3 mile circular path on the hill (487 m) overlooking Kingussie. Although a short hill climb the views from the summit over the strath and towards the Monadhliath hills are outstanding. 2.5 hours. Moderate hill walk, steep in places. For a more detailed route map see Walking Highlands page.
A longer walk sharing the same outward path as the Golf Course Circular as far as Loch Gynack. Then follows a well maintained path along the south side of the Loch through birch woods. Continues until joining up with the way-marks leading down to Strone Road, Newtonmore. From the circular route follows the off-road cycle path back to Kingussie. 2.5 – 3.5 hours.
For a more detailed route map see Walking Highlands .
Sensible shoes will be required for all walks listed here, for longer walks and hills hiking boots and suitable preparation will be essential. While Scottish hills appear straight-forward on a sunny summers day, they should always be treated with respect as weather can change quickly. Remember to take adequate clothing, insect repellent, a working mobile phone and always let someone know your intended route.

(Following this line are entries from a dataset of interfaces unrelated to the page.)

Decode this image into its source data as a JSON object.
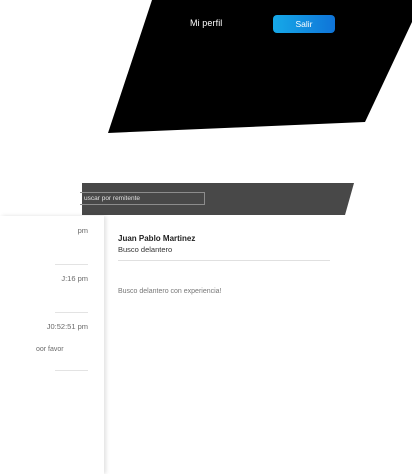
{
  "header": {
    "profile_label": "Mi perfil",
    "logout_label": "Salir"
  },
  "search": {
    "placeholder": "uscar por remitente"
  },
  "message_list": {
    "items": [
      {
        "time": "pm",
        "snippet": ""
      },
      {
        "time": "J:16 pm",
        "snippet": ""
      },
      {
        "time": "J0:52:51 pm",
        "snippet": "oor favor"
      }
    ]
  },
  "detail": {
    "sender": "Juan Pablo Martinez",
    "subject": "Busco delantero",
    "body": "Busco delantero con experiencia!"
  },
  "colors": {
    "header_bg": "#000000",
    "accent_start": "#16a9e8",
    "accent_end": "#0f74d8",
    "search_band": "#484848"
  }
}
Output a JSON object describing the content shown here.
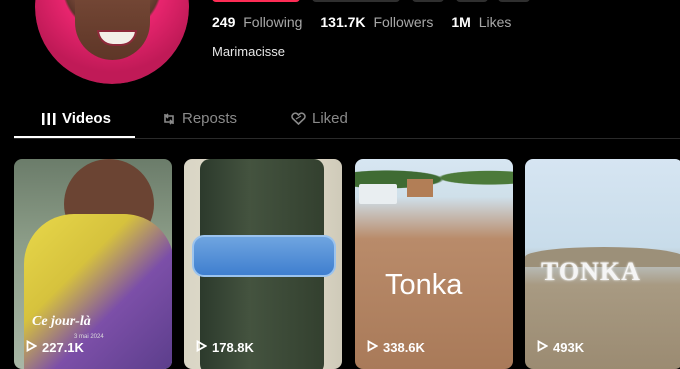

Although in Scotland we have extensive rights of access, there are some guidelines to be aware of. The Outdoor Access Code is available here.
Pleasant short walks in and around Kingussie, taking in the local nature trails and sites of historical interest.
All of these are described with maps on the Independent Walks Around Kingussie leaflet.
A half hour town walk around the well maintained duck pond at the eastern end of the town. Can be extended by continuing along High Street to the Witches Hill or Kingussie Cemetery.
A half hour town walk through Scots Pines and following the Gynack Burn downstream.
A half hour town walk around the iconic home of Kingussie Camanachd Shinty Club. Can be combined with the Jubilee Walk or further extended by following grassy trails along the banks of the Spey.
A half hour walk on well maintained paths upstream alongside the River Gynack and through hazel woods. Impressive bridge views over river gorges and waterfalls. Information boards provide historical and woodland context.
A slightly longer walk of 1 – 1.5 hours passing over the river Spey and out to the historical site of the Ruthven Barracks. Information boards provide historical context. Fantastic views over the Insh Marshes, Monadhliath mountains to the east and Cairngorms in the west.
Discover the town and its history with the interpretative Town Trail guide.
A longer walk starting along tracks and footpaths to cross the open hill of Beinn Bhuidhe and down into Glen Tromie. Then follows the private road back down the quiet and pleasant Glen, a section of the Badenoch Way and then back along a minor road back to Ruthven.
A full day walk on a way-marked trail starting at the RSPB Insh Marshes car park, roughly following the River Spey. A varied route leading through the Insh Marshes, moorland, farmland and woodland and ending at the Dalraddy caravan site beyond Kincraig.
Known as Kingussie’s Corbett this is a great introduction to the less well known Monadhliath mountains. The route follows well maintained estate tracks but despite being within easy walking distance of the strath does have a sense of remoteness. The summit cairn provides views across a wide area of the Monadhliaths. Features in the Pathfinder “Cairngorm Walks”. 4 -5 hours.
For a route map (and pronounciation guide!) see Walkhighlands page.
John Brooks, Neil Wilson, Peter Koch-Osbourne. 6th Edition, Jarrold Publishing 2007.
Richard Hallewell, Hallewell Publications 1999.
Ronald Turnbull, Cicerone Press 2005
Paul and Helen Webster, Pocket Mountains 2005
Maps and books can be bought locally in the Paper shop on King Street. Service Sports on High Street also sell maps and books, hiking gear, socks etc.